This raises a difficult issue for any utilitarian:. By what criteria do you measure the relative goodness of different pleasures? Do you see the problem? One virtue of utilitarianism is that it provides a criterion, a way of measuring the goodness and badness of actions. Pleasure becomes the measure. Pleasure simply IS the way in which we can discern the difference between actions that are merely permissible and actions that are obligatory, and actions that are forbidden.
Pleasure becomes the final yardstick. It has the final say. It is that by which to evaluate other things. But if Mill is right, then pleasure is no longer sufficient for this task; there has to be something else -- something by which to evaluate the pleasures themselves. In other words, Mill's distinction between the elevated and the base pleasures requires us or him to figure out some moral principle, or value that cannot be reduced to pleasure.
This criticism points to a particular weakness in utilitarianism.

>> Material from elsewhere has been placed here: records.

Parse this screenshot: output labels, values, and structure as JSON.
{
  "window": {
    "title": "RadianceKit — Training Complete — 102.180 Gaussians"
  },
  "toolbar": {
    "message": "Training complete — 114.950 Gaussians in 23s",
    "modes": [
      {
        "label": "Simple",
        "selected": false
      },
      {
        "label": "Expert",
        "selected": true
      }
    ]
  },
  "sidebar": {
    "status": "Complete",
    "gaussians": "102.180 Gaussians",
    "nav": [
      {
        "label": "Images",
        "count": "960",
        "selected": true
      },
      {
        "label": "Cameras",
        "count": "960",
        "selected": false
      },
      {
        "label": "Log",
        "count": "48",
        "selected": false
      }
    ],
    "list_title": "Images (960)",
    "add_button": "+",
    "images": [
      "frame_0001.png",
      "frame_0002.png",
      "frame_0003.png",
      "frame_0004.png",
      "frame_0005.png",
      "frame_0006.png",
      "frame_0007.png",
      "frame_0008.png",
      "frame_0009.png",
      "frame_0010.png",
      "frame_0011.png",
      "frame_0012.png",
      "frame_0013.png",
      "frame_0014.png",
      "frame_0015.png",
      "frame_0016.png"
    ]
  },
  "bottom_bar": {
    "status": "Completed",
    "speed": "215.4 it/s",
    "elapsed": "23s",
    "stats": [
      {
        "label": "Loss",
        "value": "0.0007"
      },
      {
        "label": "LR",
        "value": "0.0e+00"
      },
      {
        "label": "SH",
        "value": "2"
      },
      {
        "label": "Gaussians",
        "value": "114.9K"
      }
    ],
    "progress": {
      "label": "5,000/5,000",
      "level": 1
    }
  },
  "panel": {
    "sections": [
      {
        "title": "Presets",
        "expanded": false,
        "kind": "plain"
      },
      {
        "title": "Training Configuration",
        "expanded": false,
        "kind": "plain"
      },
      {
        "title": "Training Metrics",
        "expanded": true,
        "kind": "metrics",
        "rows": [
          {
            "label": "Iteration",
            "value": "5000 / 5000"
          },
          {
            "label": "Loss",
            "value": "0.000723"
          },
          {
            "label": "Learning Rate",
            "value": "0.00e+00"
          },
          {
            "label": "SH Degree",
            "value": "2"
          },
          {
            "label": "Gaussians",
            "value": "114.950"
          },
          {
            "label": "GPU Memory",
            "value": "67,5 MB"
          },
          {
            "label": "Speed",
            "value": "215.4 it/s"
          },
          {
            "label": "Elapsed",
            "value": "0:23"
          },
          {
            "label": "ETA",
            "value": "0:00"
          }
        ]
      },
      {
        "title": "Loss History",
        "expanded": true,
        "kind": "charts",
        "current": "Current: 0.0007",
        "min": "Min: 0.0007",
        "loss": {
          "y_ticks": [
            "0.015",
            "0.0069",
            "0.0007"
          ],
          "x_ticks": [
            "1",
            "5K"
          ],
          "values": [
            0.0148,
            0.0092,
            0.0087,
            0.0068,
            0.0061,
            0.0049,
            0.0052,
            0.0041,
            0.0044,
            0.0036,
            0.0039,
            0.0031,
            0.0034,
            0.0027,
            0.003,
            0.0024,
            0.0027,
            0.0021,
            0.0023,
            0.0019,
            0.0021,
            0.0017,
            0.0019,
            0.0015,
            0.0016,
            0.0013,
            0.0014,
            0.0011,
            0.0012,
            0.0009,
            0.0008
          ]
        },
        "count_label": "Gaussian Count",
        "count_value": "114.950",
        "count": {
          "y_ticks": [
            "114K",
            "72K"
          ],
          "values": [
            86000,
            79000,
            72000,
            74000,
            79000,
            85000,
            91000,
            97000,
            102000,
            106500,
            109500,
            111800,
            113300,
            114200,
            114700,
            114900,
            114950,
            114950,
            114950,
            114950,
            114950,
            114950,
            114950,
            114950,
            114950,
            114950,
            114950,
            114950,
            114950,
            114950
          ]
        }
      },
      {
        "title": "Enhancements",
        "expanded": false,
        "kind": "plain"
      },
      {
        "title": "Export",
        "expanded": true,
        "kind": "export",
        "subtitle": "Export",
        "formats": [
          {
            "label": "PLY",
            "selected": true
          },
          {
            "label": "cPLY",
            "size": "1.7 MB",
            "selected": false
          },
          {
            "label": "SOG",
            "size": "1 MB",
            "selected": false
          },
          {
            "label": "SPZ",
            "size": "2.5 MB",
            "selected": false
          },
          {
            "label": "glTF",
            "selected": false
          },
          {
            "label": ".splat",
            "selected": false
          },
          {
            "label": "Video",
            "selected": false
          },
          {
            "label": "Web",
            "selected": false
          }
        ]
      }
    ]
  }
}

John Stuart Mill adjusted the more hedonistic tendencies in Bentham's philosophy by emphasizing 1 It is not the quantity of pleasure, but the quality of happiness that is central to utilitarianism, 2 the calculus is unreasonable -- qualities cannot be quantified there is a distinction between 'higher' and 'lower' pleasures , and 3 utilitarianism refers to "the Greatest Happiness Principle" -- it seeks to promote the capability of achieving happiness higher pleasures for the most amount of people this is its "extent".
The former is called "act-utilitarianism" and the latter is called "rule-utilitarianism. The right act is then defined as the one which brings about the best results or the least amount of bad results.
Criticisms of this view point to the difficulty of attaining a full knowledge and certainly of the consequences of our actions. It is possible to justify immoral acts using AU: Suppose you could end a regional war by torturing children whose fathers are enemy soliders, thus revealing the hide outs of the fathers. Rule-utilitarianism -- The principle of utility is used to determine the validity of rules of conduct moral principles.